As more legal research is conducted online, it is reasonable to conclude that there will be a corresponding increase in citations to the Internet by judges in their opinions. With the widespread public use of the Internet to access information along with the constant changes and impermanence of websites, citing to the Internet should be an issue of increasing concern to the legal community across the country. Appellate courts and appellate judges in the state of Washington are no exception, because while Wikipedia citations have only recently appeared in Washington court opinions, (10) citations to Internet sources have been around for several years.
This paper surveys the types of Internet sources the Washington state Supreme Court and Appellate Court justices are citing. The first section briefly discusses the methodology that was utilized to determine how many Internet citations the justices used in their opinions and what information was being cited. The findings of the study are then followed by a discussion of some of the major issues surrounding Internet citations in judicial opinions and an analysis of the survey results.
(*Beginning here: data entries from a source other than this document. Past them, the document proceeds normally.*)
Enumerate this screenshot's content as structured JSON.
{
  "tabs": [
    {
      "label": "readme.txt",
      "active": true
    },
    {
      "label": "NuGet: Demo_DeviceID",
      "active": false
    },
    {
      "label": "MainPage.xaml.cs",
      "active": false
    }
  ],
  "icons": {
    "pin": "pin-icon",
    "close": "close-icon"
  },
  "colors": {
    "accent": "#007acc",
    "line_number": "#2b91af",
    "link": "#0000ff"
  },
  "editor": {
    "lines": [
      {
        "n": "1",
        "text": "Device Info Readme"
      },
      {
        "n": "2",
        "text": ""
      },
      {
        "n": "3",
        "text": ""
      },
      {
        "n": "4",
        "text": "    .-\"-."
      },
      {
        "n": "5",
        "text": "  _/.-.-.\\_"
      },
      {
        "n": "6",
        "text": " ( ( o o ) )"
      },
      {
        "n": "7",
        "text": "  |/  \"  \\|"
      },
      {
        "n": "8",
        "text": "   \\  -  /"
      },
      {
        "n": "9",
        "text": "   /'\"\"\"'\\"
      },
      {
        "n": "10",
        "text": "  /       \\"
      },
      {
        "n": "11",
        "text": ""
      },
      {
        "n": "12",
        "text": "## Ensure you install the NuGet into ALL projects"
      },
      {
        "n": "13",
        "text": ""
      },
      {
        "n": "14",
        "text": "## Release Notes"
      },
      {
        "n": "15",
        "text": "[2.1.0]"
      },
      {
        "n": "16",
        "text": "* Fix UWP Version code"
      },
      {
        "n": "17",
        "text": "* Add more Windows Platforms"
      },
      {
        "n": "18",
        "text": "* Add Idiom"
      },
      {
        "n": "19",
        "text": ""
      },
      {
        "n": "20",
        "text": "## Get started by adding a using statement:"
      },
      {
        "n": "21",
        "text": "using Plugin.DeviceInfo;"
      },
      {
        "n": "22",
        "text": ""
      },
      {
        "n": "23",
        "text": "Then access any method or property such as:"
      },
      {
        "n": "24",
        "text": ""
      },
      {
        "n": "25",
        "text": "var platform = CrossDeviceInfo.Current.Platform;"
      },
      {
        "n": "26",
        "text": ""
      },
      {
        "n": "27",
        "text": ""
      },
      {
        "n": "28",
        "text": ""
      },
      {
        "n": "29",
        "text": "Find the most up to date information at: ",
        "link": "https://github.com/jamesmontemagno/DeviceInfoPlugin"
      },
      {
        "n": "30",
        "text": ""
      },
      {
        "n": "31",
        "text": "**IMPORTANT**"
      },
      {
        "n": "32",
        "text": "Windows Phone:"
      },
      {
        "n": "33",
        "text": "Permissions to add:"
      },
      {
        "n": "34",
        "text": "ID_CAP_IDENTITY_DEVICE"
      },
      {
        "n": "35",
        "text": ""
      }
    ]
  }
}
For the purposes of this study, the survey of court opinions is limited to Washington Supreme Court and Appellate Court decisions issued between January 1999 and December 2005. (11) Unpublished cases, which are readily available on Westlaw, were also included. (12) To determine the suitability of this topic for exploration, I began with a search on Westlaw using "http" and "www" as search terms and restricted the search to the Washington State Cases database. (13) I also did a sample search using the cases available on LegalWA.org. (14) Interestingly, my LegalWA results did have one additional case that was not produced in the Westlaw search. (15) Because a LegalWA search proved to be more problematic and time consuming than a Westlaw search, I decided to proceed with the results I obtained from Westlaw. …